Mahler said the organisms that died from exposure recently applied coal tar runoff were simply poisoned. However, deaths from phototoxicity — a mechanism by which PAHs absorb sunlight and release the energy into an organism’s cells, damaging DNA or the cell itself — were associated with runoff collected months after sealant application.
“Any aquatic life that hangs out near the surface is vulnerable,” Mahler said, noting amphibians and young fish in particular. “It’s really important for young hatchlings, because their bodies are very transparent.”
A related study, conducted in collaboration with a French research agency, further explored how PAH phototoxicity damages DNA. The study found that exposure to runoff diluted with up to 99 parts water caused DNA damage in the presence of UV radiation.
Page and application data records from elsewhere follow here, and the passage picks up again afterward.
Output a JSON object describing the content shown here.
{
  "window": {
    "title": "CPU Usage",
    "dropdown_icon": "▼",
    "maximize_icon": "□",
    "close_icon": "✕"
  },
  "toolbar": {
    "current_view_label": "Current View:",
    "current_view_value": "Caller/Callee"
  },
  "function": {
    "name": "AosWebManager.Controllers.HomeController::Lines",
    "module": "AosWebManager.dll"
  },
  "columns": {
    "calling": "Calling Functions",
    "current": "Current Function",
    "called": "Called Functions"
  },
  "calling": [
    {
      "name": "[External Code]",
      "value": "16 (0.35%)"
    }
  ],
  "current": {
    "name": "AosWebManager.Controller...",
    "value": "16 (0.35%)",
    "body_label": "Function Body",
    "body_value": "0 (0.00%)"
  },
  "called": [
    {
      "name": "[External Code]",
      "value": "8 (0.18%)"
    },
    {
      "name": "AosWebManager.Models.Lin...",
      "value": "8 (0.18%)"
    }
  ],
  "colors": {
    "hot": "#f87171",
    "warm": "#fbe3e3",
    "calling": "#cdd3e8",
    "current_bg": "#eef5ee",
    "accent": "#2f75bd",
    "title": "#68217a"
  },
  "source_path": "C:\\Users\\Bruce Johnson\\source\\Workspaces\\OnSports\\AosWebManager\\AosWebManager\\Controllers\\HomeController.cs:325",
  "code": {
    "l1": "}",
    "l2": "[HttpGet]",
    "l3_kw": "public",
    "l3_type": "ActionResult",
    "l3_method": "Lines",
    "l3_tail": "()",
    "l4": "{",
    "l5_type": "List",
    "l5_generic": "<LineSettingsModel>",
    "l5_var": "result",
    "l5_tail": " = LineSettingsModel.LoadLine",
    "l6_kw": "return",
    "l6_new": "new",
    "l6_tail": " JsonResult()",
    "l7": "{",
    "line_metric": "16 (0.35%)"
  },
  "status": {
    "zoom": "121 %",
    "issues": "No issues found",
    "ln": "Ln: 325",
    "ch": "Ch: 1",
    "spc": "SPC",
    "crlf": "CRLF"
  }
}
Furthermore, the study revealed that PAHs not only damage the DNA within cells, but also hinder the cells’ ability to repair that damage.
“Every time you go out in the sun, your cells have DNA damage. But your cells have the ability to repair that,” Mahler said. “In a sense, exposure to this runoff is a double whammy to the cells.”
The risks of coal-tar-based sealant extend beyond the watershed and into the living room, Mahler said, as dust from sealed parking lots and driveways can be carried inside on the soles of shoes. Some cities have taken steps to limit or forbid the use of these sealants, but they’re still commonplace — especially considering the body of literature touting their toxicity.
In the U.S., it’s common to treat driveways, playgrounds and parking lots with pavement sealant to protect the asphalt below and improve its appearance. However, the preference for the type of sealant used is split so uncannily between east and west, it’s as though Americans have drawn a longitudinal Mason-Dixon line: Out west, asphalt-based sealant rules the roads; in the east, coal tar is the dominant sealant.
Mahler says that even in the East, however, coal tar sealants aren’t used on state-owned roads. Private businesses and organizations are the biggest users of the product, but that doesn’t mean they’re heartless citizens. A quick Google search illustrates the contention over the subject, returning websites such as TruthAboutCoalTar.com that attempt to disprove earlier studies about coal tar toxicity page by page.
Mahler declined to provide her thoughts on the future of coal tar as a pavement sealant, but she noted that the U.S. and Canada stand alone in its use — although a marketing effort is underway in China. Her job as a researcher, she said, is simply to provide the best information for policy makers and the public.
Top image: Coal-tar-based sealants are commonly used to improve the resilience and appearance of privately owned playgrounds and parking lots. (Credit: USGS)